Political uncertainty would first have an impact on the time line, process and the possibly terms of negotiations. A leadership change on the UK side would obviously delay the negotiation talks. Depending on political compulsions within party and coalition partners, the hard stance UK had taken so far for Brexit terms might soften. In general, it means more uncertainty in the near-term.
GBP/USD is expected to drift lower in this scenario. FTSE 100 may still benefit from currency depreciation as it constitutes companies having 2/3rd of the earnings from exports.
Global markets may not react sharply and probably wait and understand the implications of revised UK stance on Brexit negotiations.Indian market: Sectors, companies to watch for
In our earlier note on the UK election, we had highlighted UK election as the event risk and had advised hedging the currency exposure.
IT, automobiles, textiles, gems and jewelry, metals and mining sectors are among the key sectors to face some impact from the sharp move in the Pound Sterling.
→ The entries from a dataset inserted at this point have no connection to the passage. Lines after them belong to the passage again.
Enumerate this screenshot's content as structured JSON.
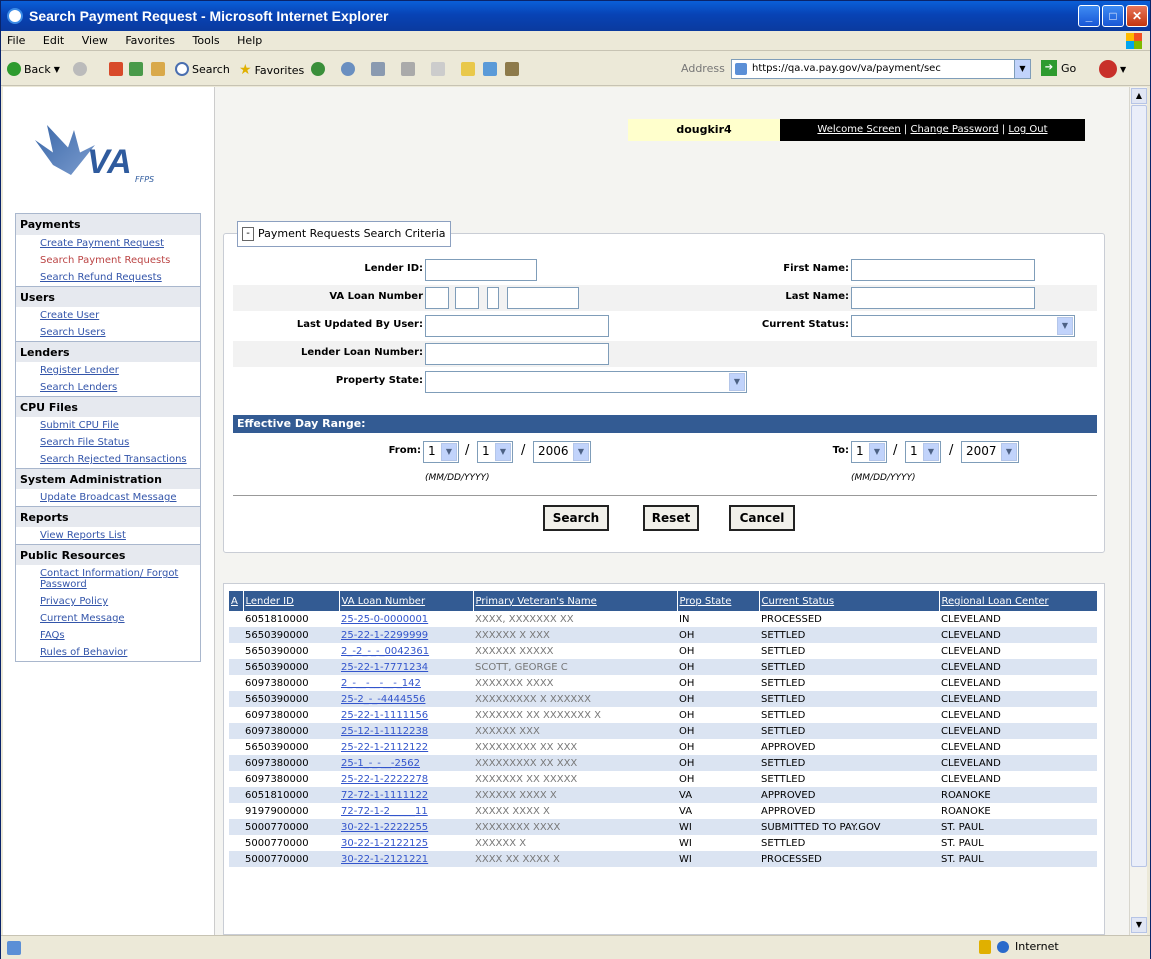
{
  "window": {
    "title": "Search Payment Request - Microsoft Internet Explorer"
  },
  "menu": [
    "File",
    "Edit",
    "View",
    "Favorites",
    "Tools",
    "Help"
  ],
  "toolbar": {
    "back": "Back",
    "search": "Search",
    "favorites": "Favorites",
    "address_label": "Address",
    "address_value": "https://qa.va.pay.gov/va/payment/sec",
    "go": "Go"
  },
  "status": {
    "zone": "Internet"
  },
  "logo": {
    "text": "VA",
    "sub": "FFPS"
  },
  "sidebar": {
    "sections": [
      {
        "title": "Payments",
        "items": [
          "Create Payment Request",
          "Search Payment Requests",
          "Search Refund Requests"
        ]
      },
      {
        "title": "Users",
        "items": [
          "Create User",
          "Search Users"
        ]
      },
      {
        "title": "Lenders",
        "items": [
          "Register Lender",
          "Search Lenders"
        ]
      },
      {
        "title": "CPU Files",
        "items": [
          "Submit CPU File",
          "Search File Status",
          "Search Rejected Transactions"
        ]
      },
      {
        "title": "System Administration",
        "items": [
          "Update Broadcast Message"
        ]
      },
      {
        "title": "Reports",
        "items": [
          "View Reports List"
        ]
      },
      {
        "title": "Public Resources",
        "items": [
          "Contact Information/ Forgot Password",
          "Privacy Policy",
          "Current Message",
          "FAQs",
          "Rules of Behavior"
        ]
      }
    ]
  },
  "user": {
    "name": "dougkir4",
    "welcome": "Welcome Screen",
    "change_password": "Change Password",
    "logout": "Log Out"
  },
  "search": {
    "legend": "Payment Requests Search Criteria",
    "lender_id": "Lender ID:",
    "first_name": "First Name:",
    "va_loan_number": "VA Loan Number",
    "last_name": "Last Name:",
    "last_updated": "Last Updated By User:",
    "current_status": "Current Status:",
    "lender_loan_number": "Lender Loan Number:",
    "property_state": "Property State:",
    "range_title": "Effective Day Range:",
    "from": "From:",
    "to": "To:",
    "from_month": "1",
    "from_day": "1",
    "from_year": "2006",
    "to_month": "1",
    "to_day": "1",
    "to_year": "2007",
    "date_hint": "(MM/DD/YYYY)",
    "btn_search": "Search",
    "btn_reset": "Reset",
    "btn_cancel": "Cancel"
  },
  "results": {
    "headers": [
      "A",
      "Lender ID",
      "VA Loan Number",
      "Primary Veteran's Name",
      "Prop State",
      "Current Status",
      "Regional Loan Center"
    ],
    "rows": [
      [
        "6051810000",
        "25-25-0-0000001",
        "XXXX, XXXXXXX XX",
        "IN",
        "PROCESSED",
        "CLEVELAND"
      ],
      [
        "5650390000",
        "25-22-1-2299999",
        "XXXXXX X XXX",
        "OH",
        "SETTLED",
        "CLEVELAND"
      ],
      [
        "5650390000",
        "2_-2_-_-_0042361",
        "XXXXXX XXXXX",
        "OH",
        "SETTLED",
        "CLEVELAND"
      ],
      [
        "5650390000",
        "25-22-1-7771234",
        "SCOTT, GEORGE C",
        "OH",
        "SETTLED",
        "CLEVELAND"
      ],
      [
        "6097380000",
        "2_-__-__-__-_142",
        "XXXXXXX XXXX",
        "OH",
        "SETTLED",
        "CLEVELAND"
      ],
      [
        "5650390000",
        "25-2_-_-4444556",
        "XXXXXXXXX X XXXXXX",
        "OH",
        "SETTLED",
        "CLEVELAND"
      ],
      [
        "6097380000",
        "25-22-1-1111156",
        "XXXXXXX XX XXXXXXX X",
        "OH",
        "SETTLED",
        "CLEVELAND"
      ],
      [
        "6097380000",
        "25-12-1-1112238",
        "XXXXXX XXX",
        "OH",
        "SETTLED",
        "CLEVELAND"
      ],
      [
        "5650390000",
        "25-22-1-2112122",
        "XXXXXXXXX XX XXX",
        "OH",
        "APPROVED",
        "CLEVELAND"
      ],
      [
        "6097380000",
        "25-1_-_-__-2562",
        "XXXXXXXXX XX XXX",
        "OH",
        "SETTLED",
        "CLEVELAND"
      ],
      [
        "6097380000",
        "25-22-1-2222278",
        "XXXXXXX XX XXXXX",
        "OH",
        "SETTLED",
        "CLEVELAND"
      ],
      [
        "6051810000",
        "72-72-1-1111122",
        "XXXXXX XXXX X",
        "VA",
        "APPROVED",
        "ROANOKE"
      ],
      [
        "9197900000",
        "72-72-1-2_____11",
        "XXXXX XXXX X",
        "VA",
        "APPROVED",
        "ROANOKE"
      ],
      [
        "5000770000",
        "30-22-1-2222255",
        "XXXXXXXX XXXX",
        "WI",
        "SUBMITTED TO PAY.GOV",
        "ST. PAUL"
      ],
      [
        "5000770000",
        "30-22-1-2122125",
        "XXXXXX X",
        "WI",
        "SETTLED",
        "ST. PAUL"
      ],
      [
        "5000770000",
        "30-22-1-2121221",
        "XXXX XX XXXX X",
        "WI",
        "PROCESSED",
        "ST. PAUL"
      ]
    ]
  }
}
IT, which continues to deal with the challenges from Brexit and immigration woes in the US, will be most sensitive to economic recovery and currency movement in UK. For the Indian IT industry, 28 percent of the services are exported to Europe, with UK constituting around 17 percent. A depreciation in the pound would further dent export revenues. In terms of corporates, Infosys has relatively lower revenue exposure denominated in pound (7 percent) and euro (9 percent) compared to its peers TCS and Wipro. Tech Mahindra has relatively higher exposure to the British currency.
Coming to the auto sector, the UK and EU account for about 4 percent and 16 percent, respectively of automobile export from India. Among the major companies are Mahindra CIE, Bharat Forge and Motherson Sumi.
They have revenue share ranging from 40 percent to 65 percent coming from Europe. As far as Tata Motors is concerned, impact on the JLR business (around 40 percent of JLR’s exports are in dollars) in medium term depends on Brexit negotiations and trade restrictions within Europe.
Indian gems and jewellery exporters are another segment to look at. They import rough diamonds from the UK and exports precious gems and jewels. UK accounts for about 10 percent of India’s gems and jewellery exports (USD 40 billion). However, most of the billing for the imports are done in dollar terms, so the impact is relatively less. However, for the sector, a matter of greater concern is the prospect of reduced demand due to relatively weaker economy.
Among metals and mining, Tata Steel and Hindalco are amongst those having a substantial and direct exposure to UK. In addition, the pharma sector has about 4 percent exports to UK.Overall there are range of sectors and companies which could be impacted by sharp currency moves. Having said that, medium-term trajectory for the currency depends on inflation expectations, BoE’s assessment of the economy and the Brexit negotiations.